  10. Mihalcea L, Turturică M, Ghinea IO, Barbu V, Ioniţă E, Cotârleț M, et al. Encapsulation of carotenoids from sea buckthorn extracted by CO2 supercritical fluids method within whey proteins isolates matrices. Innovative Food Science and Emerging Technologies. 2017;42:120–129. DOI: https://doi.org/10.1016/j.ifset.2017.06.008.
  11. Millqvist-Fureby A. Approaches to encapsulation of active food ingredients in spray-drying. ACS Symposium Series. 2009;1007:233–245. DOI: https://doi.org/10.1021/bk-2009-1007.ch015.
  12. Panyoyai N, Bannikova A, Small DM, Shanks RA, Kasapis S. Diffusion of nicotinic acid in spray-dried capsules of whey protein isolate. Food Hydrocolloids. 2016;52:811–819. DOI: https://doi.org/10.1016/j.foodhyd.2015.08.022.
  13. Paramita VD, Bannikova A, Kasapis S. Release mechanism of omega-3 fatty acid in κ-carrageenan/polydextrose undergoing glass transition. Carbohydrate Polymers. 2015;126:141–149. DOI: https://doi.org/10.1016/j.carbpol.2015.03.027.
  14. Saénz C, Tapia S, Chávez J, Robert P. Microencapsulation by spray drying of bioactive compounds from cactus pear (Opuntia ficus-indica). Food Chemistry. 2009;114(2):616–622. DOI: https://doi.org/10.1016/j.foodchem.2008.09.095.
  15. Soliman EA, El-Moghazy AY, Mohy El-Din MS, Massoud MA. Microencapsulation of essential oils within alginate: formulation and in vitro evaluation of antifungal activity. Journal of Encapsulation and Adsorption Sciences. 2013;3(1):48–55. DOI: https://doi.org/10.4236/jeas.2013.31006.
  16. Ursache FM, Andronoiu DG, Ghinea IO, Barbu V, Ioniţă E, Cotârleţ M, et al. Valorizations of carotenoids from sea buckthorn extract by microencapsulation and formulation of value-added food products. Journal of Food Engineering. 2018;219:16– 24. DOI: https://doi.org/10.1016/j.jfoodeng.2017.09.015.
  17. Yinbin L, Wu L, Weng M, Tang B, Lai P, Chen J. Effect of different encapsulating agent combinations on physicochemical properties and stability of microcapsules loaded with phenolics of plum (Prunus salicina lindl.). Powder Technology. 2018;340:459– 464. DOI: https://doi.org/10.1016/j.powtec.2018.09.049.

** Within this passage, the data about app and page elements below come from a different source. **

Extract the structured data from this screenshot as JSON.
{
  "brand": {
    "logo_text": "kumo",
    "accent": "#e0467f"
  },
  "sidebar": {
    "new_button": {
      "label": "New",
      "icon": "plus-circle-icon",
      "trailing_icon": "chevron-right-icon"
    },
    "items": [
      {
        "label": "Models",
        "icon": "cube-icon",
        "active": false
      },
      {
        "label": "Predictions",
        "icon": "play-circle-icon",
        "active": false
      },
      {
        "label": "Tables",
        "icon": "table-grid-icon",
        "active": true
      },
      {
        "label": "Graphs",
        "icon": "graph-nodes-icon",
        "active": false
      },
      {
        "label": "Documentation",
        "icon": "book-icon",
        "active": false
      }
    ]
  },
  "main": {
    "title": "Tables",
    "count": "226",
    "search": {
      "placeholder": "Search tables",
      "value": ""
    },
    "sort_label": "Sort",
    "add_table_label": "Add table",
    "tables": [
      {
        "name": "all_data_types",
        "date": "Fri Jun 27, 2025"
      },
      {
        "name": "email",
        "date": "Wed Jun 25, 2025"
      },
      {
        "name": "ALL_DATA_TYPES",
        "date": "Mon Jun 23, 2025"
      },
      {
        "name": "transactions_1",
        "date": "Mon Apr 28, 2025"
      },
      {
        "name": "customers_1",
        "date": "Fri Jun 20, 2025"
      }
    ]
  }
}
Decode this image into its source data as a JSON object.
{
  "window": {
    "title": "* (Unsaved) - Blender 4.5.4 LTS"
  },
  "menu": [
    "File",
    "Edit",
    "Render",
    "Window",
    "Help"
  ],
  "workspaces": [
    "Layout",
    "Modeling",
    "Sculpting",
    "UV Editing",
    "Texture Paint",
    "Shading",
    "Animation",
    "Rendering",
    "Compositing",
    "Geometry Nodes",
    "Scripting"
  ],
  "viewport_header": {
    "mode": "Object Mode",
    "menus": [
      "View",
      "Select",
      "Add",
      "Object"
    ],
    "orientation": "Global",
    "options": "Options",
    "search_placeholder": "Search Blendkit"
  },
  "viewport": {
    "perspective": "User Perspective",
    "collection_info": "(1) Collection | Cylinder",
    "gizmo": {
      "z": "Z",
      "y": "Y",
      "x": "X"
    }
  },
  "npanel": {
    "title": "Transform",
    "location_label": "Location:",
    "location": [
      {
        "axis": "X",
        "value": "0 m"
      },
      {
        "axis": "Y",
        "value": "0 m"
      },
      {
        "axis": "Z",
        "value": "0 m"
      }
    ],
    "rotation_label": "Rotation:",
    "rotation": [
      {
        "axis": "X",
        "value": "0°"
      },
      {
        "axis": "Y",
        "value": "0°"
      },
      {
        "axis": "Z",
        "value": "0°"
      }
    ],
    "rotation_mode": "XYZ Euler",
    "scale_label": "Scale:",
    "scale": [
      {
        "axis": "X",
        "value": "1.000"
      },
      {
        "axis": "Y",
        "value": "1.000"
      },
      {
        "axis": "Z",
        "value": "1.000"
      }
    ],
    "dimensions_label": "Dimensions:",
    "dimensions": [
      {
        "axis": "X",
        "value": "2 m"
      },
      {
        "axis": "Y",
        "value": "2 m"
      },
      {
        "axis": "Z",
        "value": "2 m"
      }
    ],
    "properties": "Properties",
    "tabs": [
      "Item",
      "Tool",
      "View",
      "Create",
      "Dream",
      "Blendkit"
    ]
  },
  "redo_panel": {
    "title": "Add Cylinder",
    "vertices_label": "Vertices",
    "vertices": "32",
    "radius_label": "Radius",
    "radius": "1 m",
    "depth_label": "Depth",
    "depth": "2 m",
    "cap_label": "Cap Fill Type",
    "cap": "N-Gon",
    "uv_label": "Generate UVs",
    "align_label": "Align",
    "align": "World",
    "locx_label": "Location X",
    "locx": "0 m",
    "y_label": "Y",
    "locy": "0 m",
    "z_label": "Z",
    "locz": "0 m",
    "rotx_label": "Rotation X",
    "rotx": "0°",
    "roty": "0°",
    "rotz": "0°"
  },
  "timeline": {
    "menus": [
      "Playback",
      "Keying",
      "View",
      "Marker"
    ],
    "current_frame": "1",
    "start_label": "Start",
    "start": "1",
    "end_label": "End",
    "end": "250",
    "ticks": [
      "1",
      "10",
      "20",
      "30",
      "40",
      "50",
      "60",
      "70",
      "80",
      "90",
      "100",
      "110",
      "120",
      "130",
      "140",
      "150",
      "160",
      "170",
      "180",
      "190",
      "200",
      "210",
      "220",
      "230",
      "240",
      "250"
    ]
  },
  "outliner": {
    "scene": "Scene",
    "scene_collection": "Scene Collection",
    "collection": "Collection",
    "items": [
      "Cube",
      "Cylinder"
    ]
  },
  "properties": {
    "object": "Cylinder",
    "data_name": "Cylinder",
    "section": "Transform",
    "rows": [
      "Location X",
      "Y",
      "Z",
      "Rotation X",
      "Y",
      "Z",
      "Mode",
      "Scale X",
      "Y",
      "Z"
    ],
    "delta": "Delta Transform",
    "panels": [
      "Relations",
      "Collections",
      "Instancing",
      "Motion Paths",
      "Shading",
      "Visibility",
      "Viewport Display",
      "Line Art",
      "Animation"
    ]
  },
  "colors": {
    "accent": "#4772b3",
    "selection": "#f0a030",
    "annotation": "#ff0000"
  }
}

  18. Zhao Z, Moghadasian MH. Chemistry, natural sources, dietary intake and pharmacokinetic properties of ferulic acid: A review. Food Chemistry. 2008;109(4):691–702. DOI: https://doi.org/10.1016/j.foodchem.2008.02.039.
  19. Bityukova AV, Amelkina AA, Evteev AV, Bannikova AV. Evaluation of opportunity to obtain polyphenol concentrates from secondary products of grain processing. Technology and merchandising of the innovative foodstuff. 2019;56(3):61–68. (In Russ.).
  20. Bityukova AV, Amelkina AA, Evteev AV, Bannikova AV. New Biotechnology for the Production of Phytocompounds from Secondary Products of Grain Processing. Food Processing: Techniques and Technology. 2019;49(1):5–13. (In Russ.). DOI: https://doi.org/10.21603/2074-9414-2019-1-5-13.